- _Task input_
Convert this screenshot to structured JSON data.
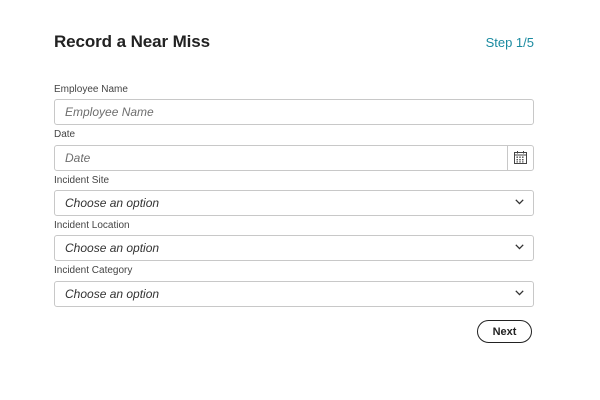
{
  "header": {
    "title": "Record a Near Miss",
    "step": "Step 1/5"
  },
  "form": {
    "employee_name": {
      "label": "Employee Name",
      "placeholder": "Employee Name"
    },
    "date": {
      "label": "Date",
      "placeholder": "Date"
    },
    "incident_site": {
      "label": "Incident Site",
      "value": "Choose an option"
    },
    "incident_location": {
      "label": "Incident Location",
      "value": "Choose an option"
    },
    "incident_category": {
      "label": "Incident Category",
      "value": "Choose an option"
    }
  },
  "actions": {
    "next_label": "Next"
  },
  "colors": {
    "accent": "#1a8aa0",
    "border": "#c8c8c8",
    "text": "#222222"
  }
}
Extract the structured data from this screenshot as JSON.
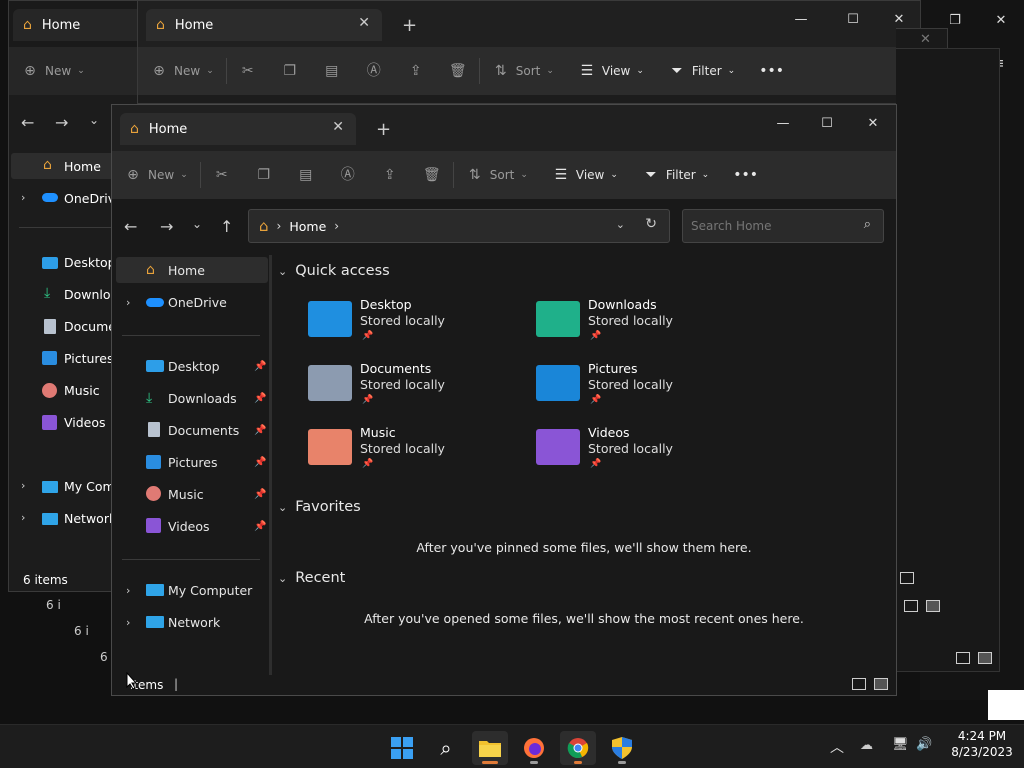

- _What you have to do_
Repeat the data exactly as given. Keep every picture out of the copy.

- _Your solution_
Convert this screenshot to structured JSON data.
{
  "header": {
    "title": "Record a Near Miss",
    "step": "Step 1/5"
  },
  "form": {
    "employee_name": {
      "label": "Employee Name",
      "placeholder": "Employee Name"
    },
    "date": {
      "label": "Date",
      "placeholder": "Date"
    },
    "incident_site": {
      "label": "Incident Site",
      "value": "Choose an option"
    },
    "incident_location": {
      "label": "Incident Location",
      "value": "Choose an option"
    },
    "incident_category": {
      "label": "Incident Category",
      "value": "Choose an option"
    }
  },
  "actions": {
    "next_label": "Next"
  },
  "colors": {
    "accent": "#1a8aa0",
    "border": "#c8c8c8",
    "text": "#222222"
  }
}
Extract the structured data from this screenshot as JSON.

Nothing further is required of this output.